One of the most pleasant surprises for many visitors of Agate Fossil Beds National Monument is the Cook Collection. Just from the name of the monument one would expect to learn about fossils, but there is a collection of Native American artifacts on display in the Visitor Center that is truly unique.
When James Cook first arrived in this area, he chanced to meet Red Cloud of the Oglala Lakota Sioux. They were able to communicate with sign language and over the years James learned some of the spoken language as well. The chance encounter led to a lifelong friendship which resulted in visits to Cook's ranch by Red Cloud and his people.
The Sioux traveled 150 miles by horse and wagon from the Pine Ridge Reservation in South Dakota for these visits to Cook's Agate Springs Ranch on the Niobrara River ranch in Nebraska. They needed a pass to leave the reservation and needed the pass to return to it. Once they had settled into their camp they worked for James Cook, hunted, and danced under the trees near the ranch house. This was more than a "visit", they seemed to melt back to a time when their lives were spent hunting, following game, harvesting native plants, and trading with other people.
During these visits, the Lakota and Northern Cheyenne gave gifts to James Cook and his family and received beef and hides in return. Some of the gifts were made especially for the Cooks including buckskin suits and gloves. Other items were very special, such as a shirt which had belonged to Red Cloud, three generations of pipebags (one belonging to Red Cloud, his father and his son), and one of Crazy Horse's whetstones.
James Cook and his descendants concluded that these gifts should remain in the immediate area of the ranch.
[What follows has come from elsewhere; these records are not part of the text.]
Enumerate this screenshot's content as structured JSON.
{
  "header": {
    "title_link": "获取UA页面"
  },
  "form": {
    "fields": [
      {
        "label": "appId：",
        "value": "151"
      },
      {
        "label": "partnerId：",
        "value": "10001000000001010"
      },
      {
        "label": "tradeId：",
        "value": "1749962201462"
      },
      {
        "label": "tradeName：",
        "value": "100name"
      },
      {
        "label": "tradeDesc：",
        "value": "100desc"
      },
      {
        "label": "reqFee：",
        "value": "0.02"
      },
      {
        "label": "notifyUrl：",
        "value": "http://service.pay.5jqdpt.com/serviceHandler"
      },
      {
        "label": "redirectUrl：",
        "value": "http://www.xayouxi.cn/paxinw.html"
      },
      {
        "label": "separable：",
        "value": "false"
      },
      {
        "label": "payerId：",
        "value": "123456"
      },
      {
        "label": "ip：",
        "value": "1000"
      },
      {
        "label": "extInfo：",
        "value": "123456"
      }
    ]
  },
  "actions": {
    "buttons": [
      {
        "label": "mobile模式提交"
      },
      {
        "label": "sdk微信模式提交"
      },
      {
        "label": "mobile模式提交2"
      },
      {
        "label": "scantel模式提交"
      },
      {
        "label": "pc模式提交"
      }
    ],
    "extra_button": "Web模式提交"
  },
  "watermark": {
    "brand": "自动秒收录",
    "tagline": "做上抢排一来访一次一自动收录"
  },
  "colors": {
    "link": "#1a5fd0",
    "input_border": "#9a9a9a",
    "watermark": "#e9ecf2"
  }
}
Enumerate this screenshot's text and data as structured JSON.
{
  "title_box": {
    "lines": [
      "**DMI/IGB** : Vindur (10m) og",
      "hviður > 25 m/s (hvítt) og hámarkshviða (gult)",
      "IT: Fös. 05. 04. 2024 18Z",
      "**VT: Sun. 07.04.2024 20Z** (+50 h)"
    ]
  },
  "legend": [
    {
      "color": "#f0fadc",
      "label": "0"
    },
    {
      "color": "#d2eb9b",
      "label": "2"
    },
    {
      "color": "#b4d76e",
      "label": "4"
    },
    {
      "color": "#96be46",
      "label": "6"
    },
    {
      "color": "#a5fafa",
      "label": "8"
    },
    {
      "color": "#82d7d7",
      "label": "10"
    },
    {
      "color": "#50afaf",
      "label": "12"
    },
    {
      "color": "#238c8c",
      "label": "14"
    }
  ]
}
When the National Park Service constructed the current visitor center in the early 1990s, it designated two rooms for the display of the James H. Cook Collection. One room serves as an introduction to the ranch and the culture of the Lakota Sioux while the second room features many of the most important pieces. Historic photos accompany these items to further tell the story of the friendship and gift-giving. The rooms are light and climate-controlled for the maximum protection of the artifacts.
Did You Know?
The windmills seen in the area are still used to pump water into stock tanks for cattle to drink. Some of these wells are 250 to 300 feet deep and provide a good source of water as long as the wind blows.